> _What is expected_
With the images left out, print all of the records below exactly.

> _Data supplied_
-=-=-
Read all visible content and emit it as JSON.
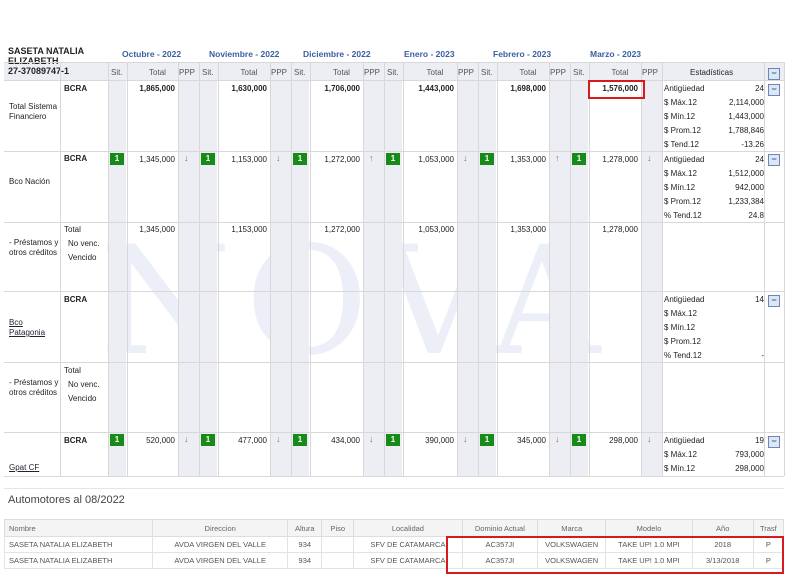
{
  "person": {
    "name": "SASETA NATALIA ELIZABETH",
    "cuit": "27-37089747-1"
  },
  "months": [
    "Octubre - 2022",
    "Noviembre - 2022",
    "Diciembre - 2022",
    "Enero - 2023",
    "Febrero - 2023",
    "Marzo - 2023"
  ],
  "col_labels": {
    "sit": "Sit.",
    "total": "Total",
    "ppp": "PPP",
    "stats": "Estadísticas"
  },
  "collapse_symbol": "−",
  "watermark": "NOVA",
  "total_sistema": {
    "label": "Total Sistema Financiero",
    "source": "BCRA",
    "totals": [
      "1,865,000",
      "1,630,000",
      "1,706,000",
      "1,443,000",
      "1,698,000",
      "1,576,000"
    ],
    "stats": [
      {
        "label": "Antigüedad",
        "value": "24"
      },
      {
        "label": "$ Máx.12",
        "value": "2,114,000"
      },
      {
        "label": "$ Mín.12",
        "value": "1,443,000"
      },
      {
        "label": "$ Prom.12",
        "value": "1,788,846"
      },
      {
        "label": "$ Tend.12",
        "value": "-13.26"
      }
    ]
  },
  "banco_nacion": {
    "label": "Bco Nación",
    "source": "BCRA",
    "sit": [
      "1",
      "1",
      "1",
      "1",
      "1",
      "1"
    ],
    "totals": [
      "1,345,000",
      "1,153,000",
      "1,272,000",
      "1,053,000",
      "1,353,000",
      "1,278,000"
    ],
    "ppp": [
      "↓",
      "↓",
      "↑",
      "↓",
      "↑",
      "↓"
    ],
    "stats": [
      {
        "label": "Antigüedad",
        "value": "24"
      },
      {
        "label": "$ Máx.12",
        "value": "1,512,000"
      },
      {
        "label": "$ Mín.12",
        "value": "942,000"
      },
      {
        "label": "$ Prom.12",
        "value": "1,233,384"
      },
      {
        "label": "% Tend.12",
        "value": "24.8"
      }
    ],
    "sub": {
      "label": "- Préstamos y otros créditos",
      "rows": [
        "Total",
        "No venc.",
        "Vencido"
      ],
      "totals": [
        "1,345,000",
        "1,153,000",
        "1,272,000",
        "1,053,000",
        "1,353,000",
        "1,278,000"
      ]
    }
  },
  "banco_patagonia": {
    "label": "Bco Patagonia",
    "source": "BCRA",
    "stats": [
      {
        "label": "Antigüedad",
        "value": "14"
      },
      {
        "label": "$ Máx.12",
        "value": ""
      },
      {
        "label": "$ Mín.12",
        "value": ""
      },
      {
        "label": "$ Prom.12",
        "value": ""
      },
      {
        "label": "% Tend.12",
        "value": "-"
      }
    ],
    "sub": {
      "label": "- Préstamos y otros créditos",
      "rows": [
        "Total",
        "No venc.",
        "Vencido"
      ]
    }
  },
  "gpat": {
    "label": "Gpat CF",
    "source": "BCRA",
    "sit": [
      "1",
      "1",
      "1",
      "1",
      "1",
      "1"
    ],
    "totals": [
      "520,000",
      "477,000",
      "434,000",
      "390,000",
      "345,000",
      "298,000"
    ],
    "ppp": [
      "↓",
      "↓",
      "↓",
      "↓",
      "↓",
      "↓"
    ],
    "stats": [
      {
        "label": "Antigüedad",
        "value": "19"
      },
      {
        "label": "$ Máx.12",
        "value": "793,000"
      },
      {
        "label": "$ Mín.12",
        "value": "298,000"
      }
    ]
  },
  "automotores": {
    "title": "Automotores al 08/2022",
    "columns": [
      "Nombre",
      "Direccion",
      "Altura",
      "Piso",
      "Localidad",
      "Dominio Actual",
      "Marca",
      "Modelo",
      "Año",
      "Trasf"
    ],
    "rows": [
      [
        "SASETA NATALIA ELIZABETH",
        "AVDA VIRGEN DEL VALLE",
        "934",
        "",
        "SFV DE CATAMARCA",
        "AC357JI",
        "VOLKSWAGEN",
        "TAKE UP! 1.0 MPI",
        "2018",
        "P"
      ],
      [
        "SASETA NATALIA ELIZABETH",
        "AVDA VIRGEN DEL VALLE",
        "934",
        "",
        "SFV DE CATAMARCA",
        "AC357JI",
        "VOLKSWAGEN",
        "TAKE UP! 1.0 MPI",
        "3/13/2018",
        "P"
      ]
    ]
  }
}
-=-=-
> _Solved exercise_
Read all visible content and emit it as JSON.
{
  "person": {
    "name": "SASETA NATALIA ELIZABETH",
    "cuit": "27-37089747-1"
  },
  "months": [
    "Octubre - 2022",
    "Noviembre - 2022",
    "Diciembre - 2022",
    "Enero - 2023",
    "Febrero - 2023",
    "Marzo - 2023"
  ],
  "col_labels": {
    "sit": "Sit.",
    "total": "Total",
    "ppp": "PPP",
    "stats": "Estadísticas"
  },
  "collapse_symbol": "−",
  "watermark": "NOVA",
  "total_sistema": {
    "label": "Total Sistema Financiero",
    "source": "BCRA",
    "totals": [
      "1,865,000",
      "1,630,000",
      "1,706,000",
      "1,443,000",
      "1,698,000",
      "1,576,000"
    ],
    "stats": [
      {
        "label": "Antigüedad",
        "value": "24"
      },
      {
        "label": "$ Máx.12",
        "value": "2,114,000"
      },
      {
        "label": "$ Mín.12",
        "value": "1,443,000"
      },
      {
        "label": "$ Prom.12",
        "value": "1,788,846"
      },
      {
        "label": "$ Tend.12",
        "value": "-13.26"
      }
    ]
  },
  "banco_nacion": {
    "label": "Bco Nación",
    "source": "BCRA",
    "sit": [
      "1",
      "1",
      "1",
      "1",
      "1",
      "1"
    ],
    "totals": [
      "1,345,000",
      "1,153,000",
      "1,272,000",
      "1,053,000",
      "1,353,000",
      "1,278,000"
    ],
    "ppp": [
      "↓",
      "↓",
      "↑",
      "↓",
      "↑",
      "↓"
    ],
    "stats": [
      {
        "label": "Antigüedad",
        "value": "24"
      },
      {
        "label": "$ Máx.12",
        "value": "1,512,000"
      },
      {
        "label": "$ Mín.12",
        "value": "942,000"
      },
      {
        "label": "$ Prom.12",
        "value": "1,233,384"
      },
      {
        "label": "% Tend.12",
        "value": "24.8"
      }
    ],
    "sub": {
      "label": "- Préstamos y otros créditos",
      "rows": [
        "Total",
        "No venc.",
        "Vencido"
      ],
      "totals": [
        "1,345,000",
        "1,153,000",
        "1,272,000",
        "1,053,000",
        "1,353,000",
        "1,278,000"
      ]
    }
  },
  "banco_patagonia": {
    "label": "Bco Patagonia",
    "source": "BCRA",
    "stats": [
      {
        "label": "Antigüedad",
        "value": "14"
      },
      {
        "label": "$ Máx.12",
        "value": ""
      },
      {
        "label": "$ Mín.12",
        "value": ""
      },
      {
        "label": "$ Prom.12",
        "value": ""
      },
      {
        "label": "% Tend.12",
        "value": "-"
      }
    ],
    "sub": {
      "label": "- Préstamos y otros créditos",
      "rows": [
        "Total",
        "No venc.",
        "Vencido"
      ]
    }
  },
  "gpat": {
    "label": "Gpat CF",
    "source": "BCRA",
    "sit": [
      "1",
      "1",
      "1",
      "1",
      "1",
      "1"
    ],
    "totals": [
      "520,000",
      "477,000",
      "434,000",
      "390,000",
      "345,000",
      "298,000"
    ],
    "ppp": [
      "↓",
      "↓",
      "↓",
      "↓",
      "↓",
      "↓"
    ],
    "stats": [
      {
        "label": "Antigüedad",
        "value": "19"
      },
      {
        "label": "$ Máx.12",
        "value": "793,000"
      },
      {
        "label": "$ Mín.12",
        "value": "298,000"
      }
    ]
  },
  "automotores": {
    "title": "Automotores al 08/2022",
    "columns": [
      "Nombre",
      "Direccion",
      "Altura",
      "Piso",
      "Localidad",
      "Dominio Actual",
      "Marca",
      "Modelo",
      "Año",
      "Trasf"
    ],
    "rows": [
      [
        "SASETA NATALIA ELIZABETH",
        "AVDA VIRGEN DEL VALLE",
        "934",
        "",
        "SFV DE CATAMARCA",
        "AC357JI",
        "VOLKSWAGEN",
        "TAKE UP! 1.0 MPI",
        "2018",
        "P"
      ],
      [
        "SASETA NATALIA ELIZABETH",
        "AVDA VIRGEN DEL VALLE",
        "934",
        "",
        "SFV DE CATAMARCA",
        "AC357JI",
        "VOLKSWAGEN",
        "TAKE UP! 1.0 MPI",
        "3/13/2018",
        "P"
      ]
    ]
  }
}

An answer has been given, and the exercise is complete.